WORK INSTRUCTION:
Give back an exact copy of the listing that follows, without the pictures.

DATA SECTION:
* * *
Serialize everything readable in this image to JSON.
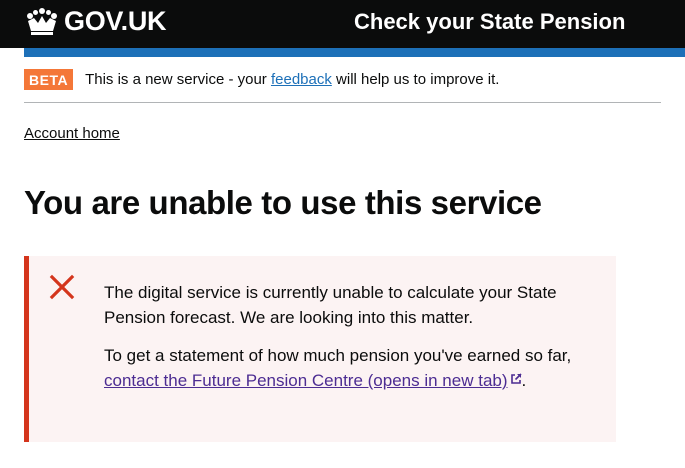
{
  "header": {
    "logo_text": "GOV.UK",
    "service_name": "Check your State Pension"
  },
  "phase_banner": {
    "tag": "BETA",
    "text_before": "This is a new service - your ",
    "link": "feedback",
    "text_after": " will help us to improve it."
  },
  "nav": {
    "back_link": "Account home"
  },
  "page": {
    "title": "You are unable to use this service"
  },
  "error": {
    "paragraph1": "The digital service is currently unable to calculate your State Pension forecast. We are looking into this matter.",
    "paragraph2_before": "To get a statement of how much pension you've earned so far, ",
    "paragraph2_link": "contact the Future Pension Centre (opens in new tab)",
    "paragraph2_after": "."
  },
  "icons": {
    "logo": "crown-icon",
    "error": "cross-icon",
    "external": "external-link-icon"
  },
  "colors": {
    "header_bg": "#0b0c0c",
    "brand_blue": "#1d70b8",
    "beta_tag": "#f47738",
    "error_red": "#d4351c",
    "panel_bg": "#fcf3f3",
    "visited_link": "#4c2c92"
  }
}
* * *
ANSWER SPACE:
Serialize everything readable in this image to JSON.
{
  "header": {
    "logo_text": "GOV.UK",
    "service_name": "Check your State Pension"
  },
  "phase_banner": {
    "tag": "BETA",
    "text_before": "This is a new service - your ",
    "link": "feedback",
    "text_after": " will help us to improve it."
  },
  "nav": {
    "back_link": "Account home"
  },
  "page": {
    "title": "You are unable to use this service"
  },
  "error": {
    "paragraph1": "The digital service is currently unable to calculate your State Pension forecast. We are looking into this matter.",
    "paragraph2_before": "To get a statement of how much pension you've earned so far, ",
    "paragraph2_link": "contact the Future Pension Centre (opens in new tab)",
    "paragraph2_after": "."
  },
  "icons": {
    "logo": "crown-icon",
    "error": "cross-icon",
    "external": "external-link-icon"
  },
  "colors": {
    "header_bg": "#0b0c0c",
    "brand_blue": "#1d70b8",
    "beta_tag": "#f47738",
    "error_red": "#d4351c",
    "panel_bg": "#fcf3f3",
    "visited_link": "#4c2c92"
  }
}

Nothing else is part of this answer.